The Tektronix 434 is an analog CRT storage scope with two independent storage areas on the screen.
It has a bandwidth of 24 MHz and uses a tunnel diode in its trigger circuit. The storage is done in the CRT itself, by trapping charge on a special fine grid of isolated pads behind the phosphor where the electron beam is then blocked or released.
There is a chopped two channel system and the fastest sweep time is 20 ns/div. An option for a tube with higher sensitivity at high writing speeds was available (OPT. 01).
The signal passes through rotary cam-operated input attenuators, then passes through an input amplifier that is on a separate small board. The input amplifier contains a JFET source-follower buffer that uses a 2N5911A (Tektronix part number 151-1032-00) biased with a drain current of 12.5 mA and Vgs of -0.26 V. The input amplifier has unity gain, high input impedance, and an output impedance of about 120 Ω. The input amplifier drives a Tek-made differential amplifier chip, part number 155-0050-01.
The original instrument design utilized an all-discrete switching power supply, making this an incredibly light portable scope. Unfortunately, this power supply was extremely difficult to troubleshoot when it went belly-up. At serial number B500000 and later, the design of the supply was simplified to use the same basic circuitry as found in the 7704A using a Tek-manufactured controller chip.
In general, the 434 is a nice-looking, easy-to-use oscilloscope. However, the 434 was probably one of the worst mechanical scope designs to come out of Beaverton engineering. This was the model that caused bench technicians to think that the factory should send all new mechanical engineers out into the field to work at a Service Center for a year to get an idea of good and bad mechanical designs.
First of all, the 434 design departed from the proven 4-40 steel PCB mounting screws. Instead, it uses 3-48 brass screws in a design that requires a screw-holding driver to get the fasteners in place. Brass screws are non-magnetic and getting them started in some of the more obscure places on the vertical preamp board is extremely difficult. Since these scopes are of an age that one can make modifications without incurring the wrath of Tektronix technicians, it is suggested that these brass screws be replaced with steel 3-48 screws, preferably ones with captive washers like the original brass screws. Most dedicated Tektronix fans and ex-technicians do not like changing any circuit design from the original, but some mechanical changes such as this are for everyone's benefit and don't affect operation of the oscilloscope in the least. In fact, if the circuit boards are removed, the original 3-48 threaded holes in the castings can be drilled out and retapped for 4-40 screws.

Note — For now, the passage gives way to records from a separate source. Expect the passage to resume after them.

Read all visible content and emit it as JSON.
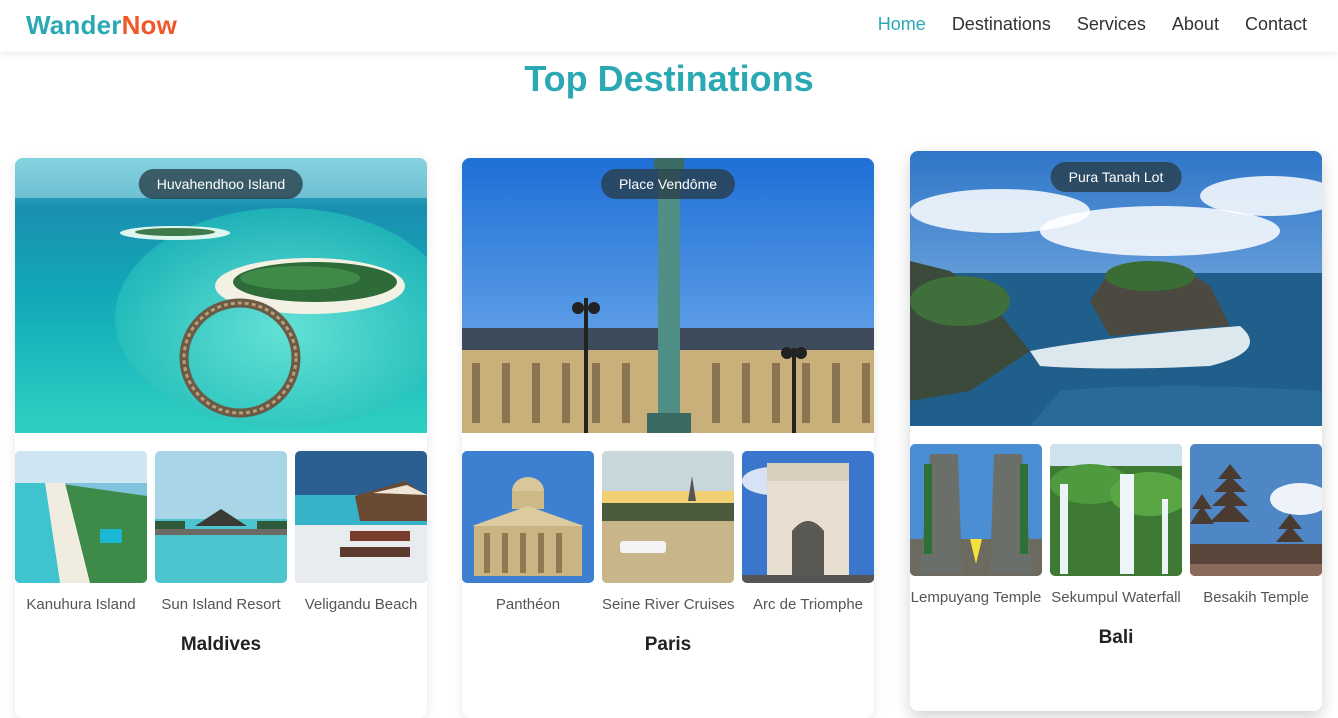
{
  "brand": {
    "part1": "Wander",
    "part2": "Now"
  },
  "nav": {
    "items": [
      "Home",
      "Destinations",
      "Services",
      "About",
      "Contact"
    ],
    "active": "Home"
  },
  "section": {
    "title": "Top Destinations"
  },
  "cards": [
    {
      "name": "Maldives",
      "hero_label": "Huvahendhoo Island",
      "thumbs": [
        {
          "label": "Kanuhura Island"
        },
        {
          "label": "Sun Island Resort"
        },
        {
          "label": "Veligandu Beach"
        }
      ]
    },
    {
      "name": "Paris",
      "hero_label": "Place Vendôme",
      "thumbs": [
        {
          "label": "Panthéon"
        },
        {
          "label": "Seine River Cruises"
        },
        {
          "label": "Arc de Triomphe"
        }
      ]
    },
    {
      "name": "Bali",
      "hero_label": "Pura Tanah Lot",
      "thumbs": [
        {
          "label": "Lempuyang Temple"
        },
        {
          "label": "Sekumpul Waterfall"
        },
        {
          "label": "Besakih Temple"
        }
      ]
    }
  ],
  "colors": {
    "accent": "#2aa9b5",
    "brand_orange": "#f0582a",
    "text": "#333333"
  }
}
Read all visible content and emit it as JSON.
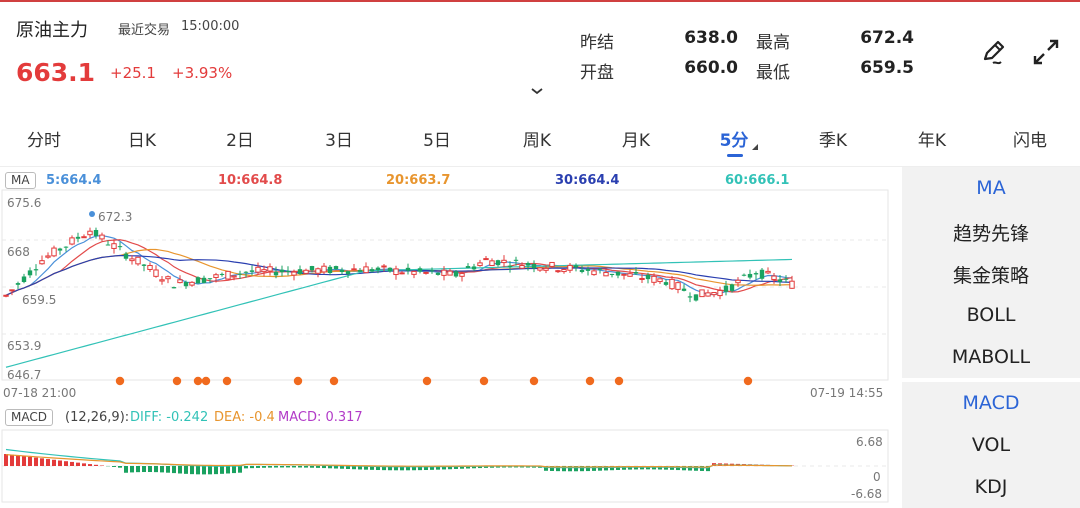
{
  "header": {
    "name": "原油主力",
    "label": "最近交易",
    "time": "15:00:00",
    "price": "663.1",
    "change": "+25.1",
    "change_pct": "+3.93%",
    "collapse_icon": "chevron-down-icon",
    "edit_icon": "pen-icon",
    "expand_icon": "expand-icon"
  },
  "stats": [
    {
      "label": "昨结",
      "value": "638.0"
    },
    {
      "label": "开盘",
      "value": "660.0"
    },
    {
      "label": "最高",
      "value": "672.4"
    },
    {
      "label": "最低",
      "value": "659.5"
    }
  ],
  "tabs": [
    "分时",
    "日K",
    "2日",
    "3日",
    "5日",
    "周K",
    "月K",
    "5分",
    "季K",
    "年K",
    "闪电"
  ],
  "active_tab": "5分",
  "ma_legend": {
    "button": "MA",
    "items": [
      {
        "text": "5:664.4",
        "color": "#4a90d9"
      },
      {
        "text": "10:664.8",
        "color": "#e24b4b"
      },
      {
        "text": "20:663.7",
        "color": "#e8952e"
      },
      {
        "text": "30:664.4",
        "color": "#2a3fb0"
      },
      {
        "text": "60:666.1",
        "color": "#32c2b7"
      }
    ]
  },
  "price_axis": {
    "top": "675.6",
    "mid": "672.3",
    "low": "653.9",
    "bottom": "646.7",
    "partial_1": "668",
    "partial_2": "659.5"
  },
  "time_axis": {
    "start": "07-18 21:00",
    "end": "07-19 14:55"
  },
  "macd_legend": {
    "button": "MACD",
    "params": "(12,26,9):",
    "diff": "DIFF: -0.242",
    "dea": "DEA: -0.4",
    "macd": "MACD: 0.317",
    "diff_color": "#32c2b7",
    "dea_color": "#e8952e",
    "macd_color": "#b23bc8"
  },
  "macd_axis": {
    "top": "6.68",
    "zero": "0",
    "bottom": "-6.68"
  },
  "indicator_panel_main": [
    "MA",
    "趋势先锋",
    "集金策略",
    "BOLL",
    "MABOLL"
  ],
  "indicator_panel_sub": [
    "MACD",
    "VOL",
    "KDJ"
  ],
  "colors": {
    "up": "#e33b3b",
    "down": "#1aa260",
    "accent": "#2b64d6",
    "signal_dot": "#f06a1e"
  }
}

If the V/DIV knob skirt lamps go out, the vertical preamp board must be removed to replace them. This is a process involving the removal of a lot of the aforementioned brass 3-48 screws, the removal of some connectors, the unsoldering of a lot of wires and the removal of knobs and shafts all over that area of the front panel. Remember, it is always better to leave those red VAR V/DIV knobs on their shafts and instead remove knob and shaft as a unit by loosening it from the coupler on the potentiometer itself. Since these oscilloscopes are considered obsolete, the suggestion is to replace ALL of the vertical knob skirt lamps with light emitting diodes, choosing either white or yellow LEDs. These lamps already have small-value current limiting resistors on the circuit board that are in series, so replacing these resistors with the appropriate value to limit LED current is an easy process. Be careful that you select an appropriate power rating for the resistors. It is suggested that current be limited so that the panel lighting is sufficient for bright room lighting, but not so bright as to make it difficult to read the numbers on the knob skirts.
The 434 uses only two plug-in attenuators (both ×10) in each channel, and most V/DIV switching involves gain switching of the preamp. The 434 often cannot meet vertical gain specifications and some very low-value 5% tolerance resistors must be replaced to correct this. These resistors are not located in an easy-to-access area of the board and once the defective resistors are identified, the board will need to be removed to allow replacement of the resistors without board damage.
Another common problem involves the mounting hardware for the back casting. Nearly every 434 that was received in Tektronix Service Centers had to have these mounting screws tightened. There is one located under the cover for the line cord and fuse. If that screw comes completely out, it is held captive inside that small space, and causes a lot of damage to the open mains connections on the fuse holder. This is a job for a #2 Pozidriv screwdriver and a LOT of muscle torque. Don't use a Phillips driver for this because it will "cam out" of the screw head with the torque that you must apply, causing screw head damage. Regardless of how much torque you apply, you won't strip the extruded aluminum rails or break the large 10-32 screws. Tighten all of these casting-mounting screws by hand as tight as you possibly can. Of course, do not use high-torque pneumatic or electric tools for this job. Especially don't use the electric impact drivers that are so popular now in the construction industry. The hardware DOES have its mechanical limitations.
- Ken Matheson, Servicing the 432/434 Oscilloscopes. In Tekscope Vol. 4 No. 5, 1972